We would like to thank Pam Choi for her very articulate letter (Record, March 8), and clarify a few misconceptions in a otherwise clear, concise and well-thought-out letter defending her school.
1) We never tried using your school as a scapegoat, as we never mentioned the school’s name and took great pains to be vague in describing it.
2) Yes, like all child safety advocates, we have issue’s with Clark and McRae because they have done nothing about this pandemic (not epidemic) called bullying.
3) Of the 500-plus e-mails and calls we mentioned, all IPs and phone numbers are different.
4) I have talked to your administration officials six times in the past 10 months about bullying in your school.
5) We used Amanda’s name because her family is on the front lines in this war against bullying. We wouldn’t use the name you did. ( shame on the Comox Valley Record for printing it ) out of respect for her family and the quiet, dignified way they are dealing with the “absolute unthinkable.”
6) I have been inside your school over 20 times in the past two years and used vague geographical points of reference so as to not embarrass the outstanding teaching staff and the wonderful 95 per cent of the student body.
7) You’re right; we don’t have the solutions for this hideous plague, but we do know other provinces and states are achieving much better results fighting bullying and have lower suicide rates than B.C. by having “zero tolerance.”
8) We are not looking to expand into high schools, ever.
9) We find it interesting that the three letters defending your school from the PAC, trustee and student never denied the coloured stairs or how and who can and can’t use them.
On the bright side, Street Smart Kidz of Canada has been informed by a school administrator that all stairs will be one uniform colour when students return in the fall. Seems there have been “ongoing issues involving the stairs” for quite sometime. Problem solved.

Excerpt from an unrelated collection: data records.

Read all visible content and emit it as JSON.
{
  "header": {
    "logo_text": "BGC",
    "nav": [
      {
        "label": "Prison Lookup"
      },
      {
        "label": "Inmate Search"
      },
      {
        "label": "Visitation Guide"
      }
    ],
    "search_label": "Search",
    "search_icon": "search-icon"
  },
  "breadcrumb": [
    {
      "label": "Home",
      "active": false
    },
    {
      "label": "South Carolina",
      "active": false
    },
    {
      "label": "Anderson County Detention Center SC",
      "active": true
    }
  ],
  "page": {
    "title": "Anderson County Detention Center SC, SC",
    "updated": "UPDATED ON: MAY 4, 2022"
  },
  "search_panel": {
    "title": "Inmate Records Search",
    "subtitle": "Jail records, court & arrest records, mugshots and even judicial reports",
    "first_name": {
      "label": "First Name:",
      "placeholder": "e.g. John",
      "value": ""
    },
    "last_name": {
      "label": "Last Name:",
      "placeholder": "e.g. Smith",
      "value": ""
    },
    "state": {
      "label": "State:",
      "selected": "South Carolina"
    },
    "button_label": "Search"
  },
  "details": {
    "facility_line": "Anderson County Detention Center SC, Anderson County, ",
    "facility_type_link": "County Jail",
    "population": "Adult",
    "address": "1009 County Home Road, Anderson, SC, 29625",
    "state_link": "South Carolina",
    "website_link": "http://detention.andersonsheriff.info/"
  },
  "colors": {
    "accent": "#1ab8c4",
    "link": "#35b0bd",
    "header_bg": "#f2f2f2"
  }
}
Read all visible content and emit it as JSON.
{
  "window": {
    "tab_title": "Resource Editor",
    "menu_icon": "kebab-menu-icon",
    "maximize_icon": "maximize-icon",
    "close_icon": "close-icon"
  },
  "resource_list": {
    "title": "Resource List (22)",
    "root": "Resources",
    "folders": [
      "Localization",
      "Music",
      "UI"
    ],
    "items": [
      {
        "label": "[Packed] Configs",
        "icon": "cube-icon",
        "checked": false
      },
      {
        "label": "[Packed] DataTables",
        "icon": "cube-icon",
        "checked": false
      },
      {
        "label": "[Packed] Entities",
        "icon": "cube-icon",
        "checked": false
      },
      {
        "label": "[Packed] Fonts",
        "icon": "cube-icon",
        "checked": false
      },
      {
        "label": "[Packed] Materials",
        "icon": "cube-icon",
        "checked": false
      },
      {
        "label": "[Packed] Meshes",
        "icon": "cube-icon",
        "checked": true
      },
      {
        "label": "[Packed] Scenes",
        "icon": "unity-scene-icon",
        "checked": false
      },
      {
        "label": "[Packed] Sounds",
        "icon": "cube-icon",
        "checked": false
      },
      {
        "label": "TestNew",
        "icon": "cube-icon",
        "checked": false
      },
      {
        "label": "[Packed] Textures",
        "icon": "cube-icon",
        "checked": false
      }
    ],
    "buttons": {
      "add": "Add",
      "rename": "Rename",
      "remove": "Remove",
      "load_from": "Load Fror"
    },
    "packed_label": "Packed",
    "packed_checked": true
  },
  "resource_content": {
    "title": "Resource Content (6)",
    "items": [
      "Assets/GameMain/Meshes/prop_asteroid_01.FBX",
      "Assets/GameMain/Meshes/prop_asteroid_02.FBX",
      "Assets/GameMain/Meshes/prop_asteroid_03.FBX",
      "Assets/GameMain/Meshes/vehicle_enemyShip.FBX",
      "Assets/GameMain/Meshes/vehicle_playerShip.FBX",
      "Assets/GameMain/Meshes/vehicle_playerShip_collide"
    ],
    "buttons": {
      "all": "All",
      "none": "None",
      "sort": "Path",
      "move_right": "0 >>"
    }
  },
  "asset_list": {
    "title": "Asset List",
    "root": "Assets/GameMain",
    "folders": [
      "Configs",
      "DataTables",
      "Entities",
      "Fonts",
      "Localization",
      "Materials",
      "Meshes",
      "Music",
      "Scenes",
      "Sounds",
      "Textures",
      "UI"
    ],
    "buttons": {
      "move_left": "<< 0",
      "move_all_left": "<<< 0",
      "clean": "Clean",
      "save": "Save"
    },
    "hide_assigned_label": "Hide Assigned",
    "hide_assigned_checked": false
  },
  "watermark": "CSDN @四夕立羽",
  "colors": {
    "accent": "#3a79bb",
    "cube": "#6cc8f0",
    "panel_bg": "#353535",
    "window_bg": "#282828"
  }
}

Keep up the letter writing, Pam! School pride is a wonderful thing and should come easy being a member of the “Highland family.”
Editor’s note: Steven Baird is the managing director of Street Smart Kidz, Canada.